The three regional organizations implementing the program launched it last June in Lomé, Togo, at an official ceremony that brought together stakeholders from regional organizations, member States, development partners, universities, and civil society.
Direct beneficiaries of the PRSP include farmers, youth, small-scale producers and processors, and small and medium-sized agricultural enterprises. The program aims to reach at least 40% of women.
With its lofty components, the FSRP intends to play a key role in addressing food security challenges in West Africa, having a real impact on populations and spurring sustainable economic growth”Professor Nieyidouba Lamien, FSRP Manager at CORAF.
The first phase of the program covers the period 2022-2026 and will be jointly implemented by the three regional organizations —CORAF, CILSS, ECOWAS— in Burkina Faso, Mali, Niger and Togo.

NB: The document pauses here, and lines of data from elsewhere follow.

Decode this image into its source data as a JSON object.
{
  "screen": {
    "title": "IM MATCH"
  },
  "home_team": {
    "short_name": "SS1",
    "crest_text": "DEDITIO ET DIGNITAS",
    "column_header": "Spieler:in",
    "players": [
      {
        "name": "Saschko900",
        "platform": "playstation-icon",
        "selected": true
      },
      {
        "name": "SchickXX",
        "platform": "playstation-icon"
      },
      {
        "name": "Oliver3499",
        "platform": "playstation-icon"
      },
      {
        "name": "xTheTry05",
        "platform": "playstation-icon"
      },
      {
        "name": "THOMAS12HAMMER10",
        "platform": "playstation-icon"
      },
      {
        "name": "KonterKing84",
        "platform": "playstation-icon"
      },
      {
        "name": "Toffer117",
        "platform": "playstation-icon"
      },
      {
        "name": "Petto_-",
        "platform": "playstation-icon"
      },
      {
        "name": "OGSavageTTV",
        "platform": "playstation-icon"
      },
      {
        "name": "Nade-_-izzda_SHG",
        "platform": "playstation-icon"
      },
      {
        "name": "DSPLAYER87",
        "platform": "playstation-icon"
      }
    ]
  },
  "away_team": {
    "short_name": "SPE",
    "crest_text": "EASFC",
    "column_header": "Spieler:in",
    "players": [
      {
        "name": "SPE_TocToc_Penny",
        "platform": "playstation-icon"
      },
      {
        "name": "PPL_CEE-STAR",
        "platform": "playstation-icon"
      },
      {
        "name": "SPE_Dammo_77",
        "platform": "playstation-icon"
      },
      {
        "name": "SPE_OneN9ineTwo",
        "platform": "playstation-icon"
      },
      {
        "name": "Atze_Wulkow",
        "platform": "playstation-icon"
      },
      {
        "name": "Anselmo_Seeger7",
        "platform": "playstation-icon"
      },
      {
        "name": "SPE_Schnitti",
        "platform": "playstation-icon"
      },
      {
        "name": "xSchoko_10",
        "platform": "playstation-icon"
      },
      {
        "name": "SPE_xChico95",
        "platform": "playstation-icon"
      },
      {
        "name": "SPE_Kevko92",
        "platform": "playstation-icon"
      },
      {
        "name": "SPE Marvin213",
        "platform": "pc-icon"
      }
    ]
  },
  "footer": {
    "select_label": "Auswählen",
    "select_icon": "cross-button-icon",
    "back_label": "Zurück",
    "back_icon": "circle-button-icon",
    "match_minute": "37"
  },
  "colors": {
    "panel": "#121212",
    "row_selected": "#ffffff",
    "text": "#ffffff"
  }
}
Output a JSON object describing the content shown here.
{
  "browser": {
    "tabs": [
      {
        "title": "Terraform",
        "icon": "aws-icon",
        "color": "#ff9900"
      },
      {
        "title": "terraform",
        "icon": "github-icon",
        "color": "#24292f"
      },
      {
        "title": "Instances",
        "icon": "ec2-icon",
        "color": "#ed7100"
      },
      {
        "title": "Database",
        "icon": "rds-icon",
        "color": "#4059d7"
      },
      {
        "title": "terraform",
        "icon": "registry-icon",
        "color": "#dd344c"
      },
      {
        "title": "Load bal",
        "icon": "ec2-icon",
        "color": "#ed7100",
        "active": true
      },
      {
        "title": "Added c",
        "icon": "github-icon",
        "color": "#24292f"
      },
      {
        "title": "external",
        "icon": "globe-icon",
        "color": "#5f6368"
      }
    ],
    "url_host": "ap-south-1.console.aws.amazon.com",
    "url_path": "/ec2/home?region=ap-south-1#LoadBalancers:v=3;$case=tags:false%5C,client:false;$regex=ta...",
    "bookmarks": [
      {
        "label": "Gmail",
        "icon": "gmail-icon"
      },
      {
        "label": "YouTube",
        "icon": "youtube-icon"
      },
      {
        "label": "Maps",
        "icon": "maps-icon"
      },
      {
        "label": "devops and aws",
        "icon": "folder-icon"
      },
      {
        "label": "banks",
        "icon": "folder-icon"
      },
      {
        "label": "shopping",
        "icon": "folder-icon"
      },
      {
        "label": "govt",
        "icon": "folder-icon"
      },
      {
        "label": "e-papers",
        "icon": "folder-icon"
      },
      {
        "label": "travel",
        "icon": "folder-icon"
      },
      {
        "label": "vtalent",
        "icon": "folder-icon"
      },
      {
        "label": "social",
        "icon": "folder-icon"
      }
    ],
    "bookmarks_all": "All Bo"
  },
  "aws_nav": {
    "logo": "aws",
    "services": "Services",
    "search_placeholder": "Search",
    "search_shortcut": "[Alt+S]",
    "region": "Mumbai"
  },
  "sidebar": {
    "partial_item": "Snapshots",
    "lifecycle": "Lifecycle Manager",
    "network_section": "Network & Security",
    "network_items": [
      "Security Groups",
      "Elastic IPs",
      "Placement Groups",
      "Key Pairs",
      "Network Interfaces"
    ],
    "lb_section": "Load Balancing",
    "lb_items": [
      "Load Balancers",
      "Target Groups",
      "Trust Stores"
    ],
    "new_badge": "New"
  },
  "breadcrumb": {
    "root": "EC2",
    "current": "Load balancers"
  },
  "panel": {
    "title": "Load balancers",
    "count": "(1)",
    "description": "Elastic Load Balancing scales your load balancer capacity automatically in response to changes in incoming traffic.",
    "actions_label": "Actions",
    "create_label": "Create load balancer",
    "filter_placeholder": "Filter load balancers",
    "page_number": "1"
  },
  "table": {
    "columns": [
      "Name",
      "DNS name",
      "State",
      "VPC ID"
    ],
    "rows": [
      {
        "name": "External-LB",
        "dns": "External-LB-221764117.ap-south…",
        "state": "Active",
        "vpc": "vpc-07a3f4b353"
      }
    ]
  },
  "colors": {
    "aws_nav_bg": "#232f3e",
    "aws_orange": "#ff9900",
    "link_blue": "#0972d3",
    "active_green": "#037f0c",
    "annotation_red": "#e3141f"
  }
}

The second phase is expected to include Chad, Ghana and Sierra Leone.